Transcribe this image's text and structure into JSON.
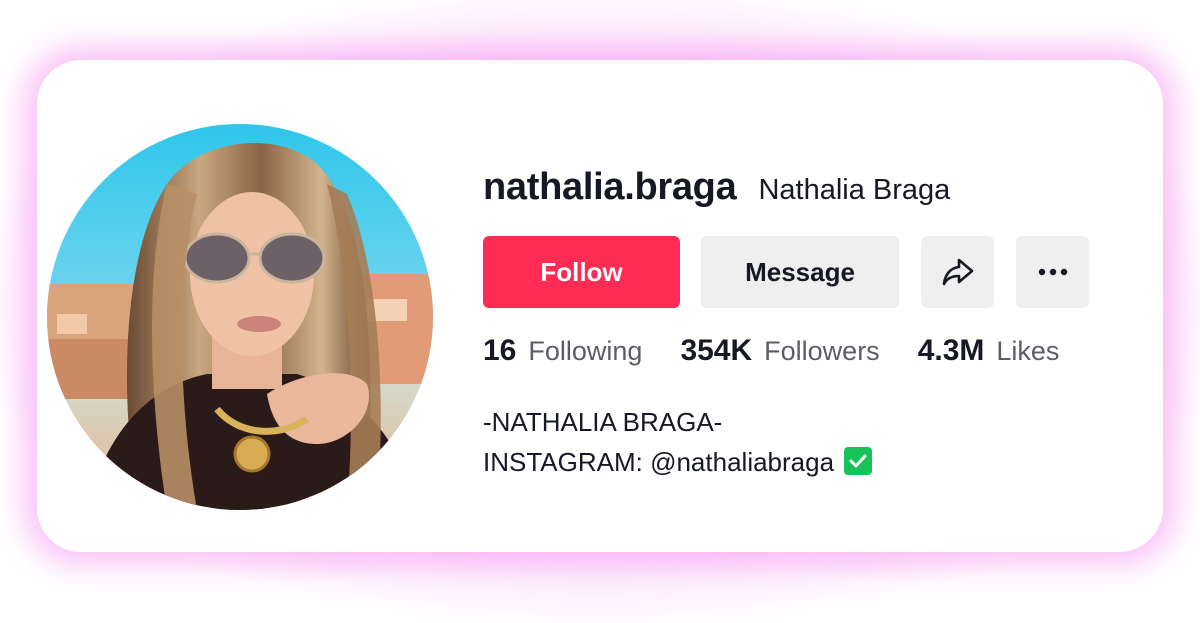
{
  "profile": {
    "username": "nathalia.braga",
    "display_name": "Nathalia Braga"
  },
  "actions": {
    "follow_label": "Follow",
    "message_label": "Message",
    "share_icon": "share-icon",
    "more_icon": "more-icon"
  },
  "stats": [
    {
      "value": "16",
      "label": "Following"
    },
    {
      "value": "354K",
      "label": "Followers"
    },
    {
      "value": "4.3M",
      "label": "Likes"
    }
  ],
  "bio": {
    "line1": "-NATHALIA BRAGA-",
    "line2": "INSTAGRAM: @nathaliabraga",
    "verified_icon": "check-mark-icon"
  },
  "colors": {
    "follow_bg": "#fe2c55",
    "button_bg": "#efefef",
    "text": "#161823",
    "glow": "#f8a5f6",
    "check": "#18c25a"
  }
}
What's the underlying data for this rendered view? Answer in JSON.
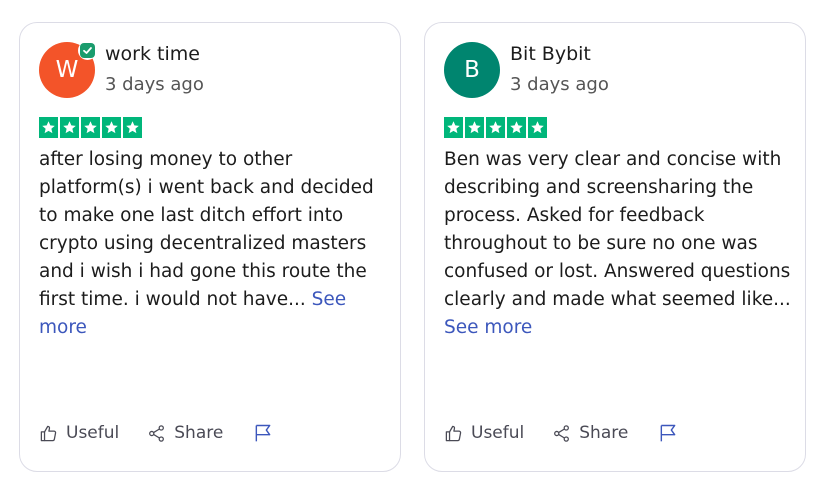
{
  "colors": {
    "trustpilot_green": "#00b67a",
    "link_blue": "#3c57bc",
    "avatar_orange": "#f35429",
    "avatar_teal": "#00856f",
    "verified_green": "#1a9c6d"
  },
  "icons": {
    "star": "star-icon",
    "verified": "verified-check-icon",
    "useful": "thumbs-up-icon",
    "share": "share-icon",
    "flag": "flag-icon"
  },
  "reviews": [
    {
      "avatar_initial": "W",
      "avatar_color": "#f35429",
      "verified": true,
      "name": "work time",
      "date": "3 days ago",
      "rating": 5,
      "text": "after losing money to other platform(s) i went back and decided to make one last ditch effort into crypto using decentralized masters and i wish i had gone this route the first time. i would not have...",
      "see_more": "See more",
      "useful_label": "Useful",
      "share_label": "Share"
    },
    {
      "avatar_initial": "B",
      "avatar_color": "#00856f",
      "verified": false,
      "name": "Bit Bybit",
      "date": "3 days ago",
      "rating": 5,
      "text": "Ben was very clear and concise with describing and screensharing the process. Asked for feedback throughout to be sure no one was confused or lost. Answered questions clearly and made what seemed like...",
      "see_more": "See more",
      "useful_label": "Useful",
      "share_label": "Share"
    }
  ]
}
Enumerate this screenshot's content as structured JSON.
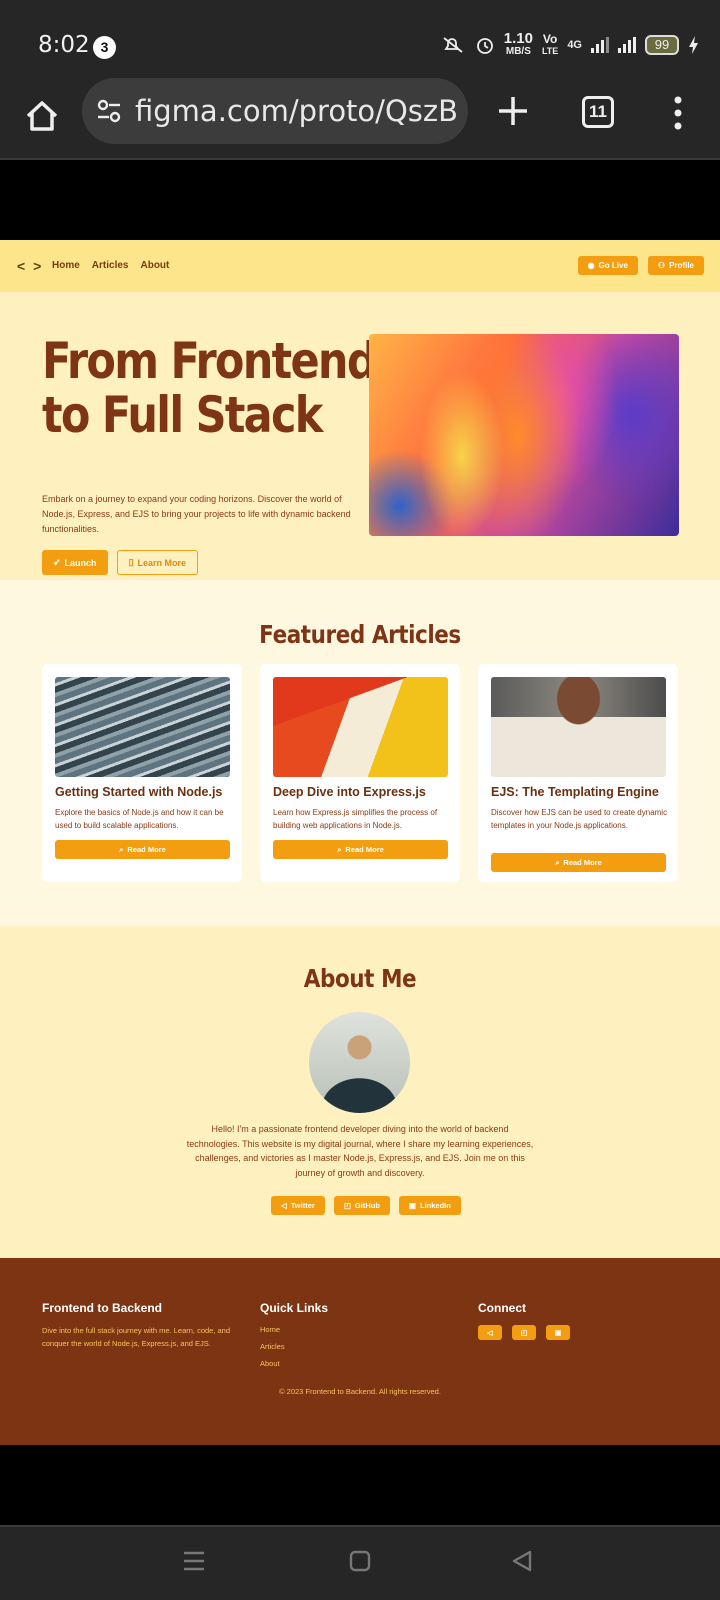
{
  "status": {
    "time": "8:02",
    "notif_count": "3",
    "speed_value": "1.10",
    "speed_unit": "MB/S",
    "vo": "Vo",
    "lte": "LTE",
    "net": "4G",
    "battery": "99"
  },
  "browser": {
    "url": "figma.com/proto/QszB",
    "tab_count": "11"
  },
  "site": {
    "nav": {
      "logo": "< >",
      "links": [
        "Home",
        "Articles",
        "About"
      ],
      "go_live": "Go Live",
      "profile": "Profile"
    },
    "hero": {
      "title_line1": "From Frontend",
      "title_line2": "to Full Stack",
      "desc": "Embark on a journey to expand your coding horizons. Discover the world of Node.js, Express, and EJS to bring your projects to life with dynamic backend functionalities.",
      "launch": "Launch",
      "learn": "Learn More"
    },
    "featured": {
      "heading": "Featured Articles",
      "cards": [
        {
          "title": "Getting Started with Node.js",
          "desc": "Explore the basics of Node.js and how it can be used to build scalable applications.",
          "button": "Read More"
        },
        {
          "title": "Deep Dive into Express.js",
          "desc": "Learn how Express.js simplifies the process of building web applications in Node.js.",
          "button": "Read More"
        },
        {
          "title": "EJS: The Templating Engine",
          "desc": "Discover how EJS can be used to create dynamic templates in your Node.js applications.",
          "button": "Read More"
        }
      ]
    },
    "about": {
      "heading": "About Me",
      "bio": "Hello! I'm a passionate frontend developer diving into the world of backend technologies. This website is my digital journal, where I share my learning experiences, challenges, and victories as I master Node.js, Express.js, and EJS. Join me on this journey of growth and discovery.",
      "social": [
        "Twitter",
        "GitHub",
        "LinkedIn"
      ]
    },
    "footer": {
      "brand_title": "Frontend to Backend",
      "brand_desc": "Dive into the full stack journey with me. Learn, code, and conquer the world of Node.js, Express.js, and EJS.",
      "links_title": "Quick Links",
      "links": [
        "Home",
        "Articles",
        "About"
      ],
      "connect_title": "Connect",
      "copyright": "© 2023 Frontend to Backend. All rights reserved."
    }
  },
  "colors": {
    "accent": "#f39e10",
    "brand_brown": "#7d3412",
    "nav_bg": "#fde58c",
    "hero_bg": "#fff1bf"
  }
}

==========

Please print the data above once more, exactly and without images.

Transcribe this image's text and structure into JSON.
{
  "profile": {
    "username": "nathalia.braga",
    "display_name": "Nathalia Braga"
  },
  "actions": {
    "follow_label": "Follow",
    "message_label": "Message",
    "share_icon": "share-icon",
    "more_icon": "more-icon"
  },
  "stats": [
    {
      "value": "16",
      "label": "Following"
    },
    {
      "value": "354K",
      "label": "Followers"
    },
    {
      "value": "4.3M",
      "label": "Likes"
    }
  ],
  "bio": {
    "line1": "-NATHALIA BRAGA-",
    "line2": "INSTAGRAM: @nathaliabraga",
    "verified_icon": "check-mark-icon"
  },
  "colors": {
    "follow_bg": "#fe2c55",
    "button_bg": "#efefef",
    "text": "#161823",
    "glow": "#f8a5f6",
    "check": "#18c25a"
  }
}
What's the underlying data for this rendered view? Answer in JSON.
{
  "colors": {
    "trustpilot_green": "#00b67a",
    "link_blue": "#3c57bc",
    "avatar_orange": "#f35429",
    "avatar_teal": "#00856f",
    "verified_green": "#1a9c6d"
  },
  "icons": {
    "star": "star-icon",
    "verified": "verified-check-icon",
    "useful": "thumbs-up-icon",
    "share": "share-icon",
    "flag": "flag-icon"
  },
  "reviews": [
    {
      "avatar_initial": "W",
      "avatar_color": "#f35429",
      "verified": true,
      "name": "work time",
      "date": "3 days ago",
      "rating": 5,
      "text": "after losing money to other platform(s) i went back and decided to make one last ditch effort into crypto using decentralized masters and i wish i had gone this route the first time. i would not have...",
      "see_more": "See more",
      "useful_label": "Useful",
      "share_label": "Share"
    },
    {
      "avatar_initial": "B",
      "avatar_color": "#00856f",
      "verified": false,
      "name": "Bit Bybit",
      "date": "3 days ago",
      "rating": 5,
      "text": "Ben was very clear and concise with describing and screensharing the process. Asked for feedback throughout to be sure no one was confused or lost. Answered questions clearly and made what seemed like...",
      "see_more": "See more",
      "useful_label": "Useful",
      "share_label": "Share"
    }
  ]
}
Enumerate this screenshot's content as structured JSON.
{
  "status": {
    "time": "8:02",
    "notif_count": "3",
    "speed_value": "1.10",
    "speed_unit": "MB/S",
    "vo": "Vo",
    "lte": "LTE",
    "net": "4G",
    "battery": "99"
  },
  "browser": {
    "url": "figma.com/proto/QszB",
    "tab_count": "11"
  },
  "site": {
    "nav": {
      "logo": "< >",
      "links": [
        "Home",
        "Articles",
        "About"
      ],
      "go_live": "Go Live",
      "profile": "Profile"
    },
    "hero": {
      "title_line1": "From Frontend",
      "title_line2": "to Full Stack",
      "desc": "Embark on a journey to expand your coding horizons. Discover the world of Node.js, Express, and EJS to bring your projects to life with dynamic backend functionalities.",
      "launch": "Launch",
      "learn": "Learn More"
    },
    "featured": {
      "heading": "Featured Articles",
      "cards": [
        {
          "title": "Getting Started with Node.js",
          "desc": "Explore the basics of Node.js and how it can be used to build scalable applications.",
          "button": "Read More"
        },
        {
          "title": "Deep Dive into Express.js",
          "desc": "Learn how Express.js simplifies the process of building web applications in Node.js.",
          "button": "Read More"
        },
        {
          "title": "EJS: The Templating Engine",
          "desc": "Discover how EJS can be used to create dynamic templates in your Node.js applications.",
          "button": "Read More"
        }
      ]
    },
    "about": {
      "heading": "About Me",
      "bio": "Hello! I'm a passionate frontend developer diving into the world of backend technologies. This website is my digital journal, where I share my learning experiences, challenges, and victories as I master Node.js, Express.js, and EJS. Join me on this journey of growth and discovery.",
      "social": [
        "Twitter",
        "GitHub",
        "LinkedIn"
      ]
    },
    "footer": {
      "brand_title": "Frontend to Backend",
      "brand_desc": "Dive into the full stack journey with me. Learn, code, and conquer the world of Node.js, Express.js, and EJS.",
      "links_title": "Quick Links",
      "links": [
        "Home",
        "Articles",
        "About"
      ],
      "connect_title": "Connect",
      "copyright": "© 2023 Frontend to Backend. All rights reserved."
    }
  },
  "colors": {
    "accent": "#f39e10",
    "brand_brown": "#7d3412",
    "nav_bg": "#fde58c",
    "hero_bg": "#fff1bf"
  }
}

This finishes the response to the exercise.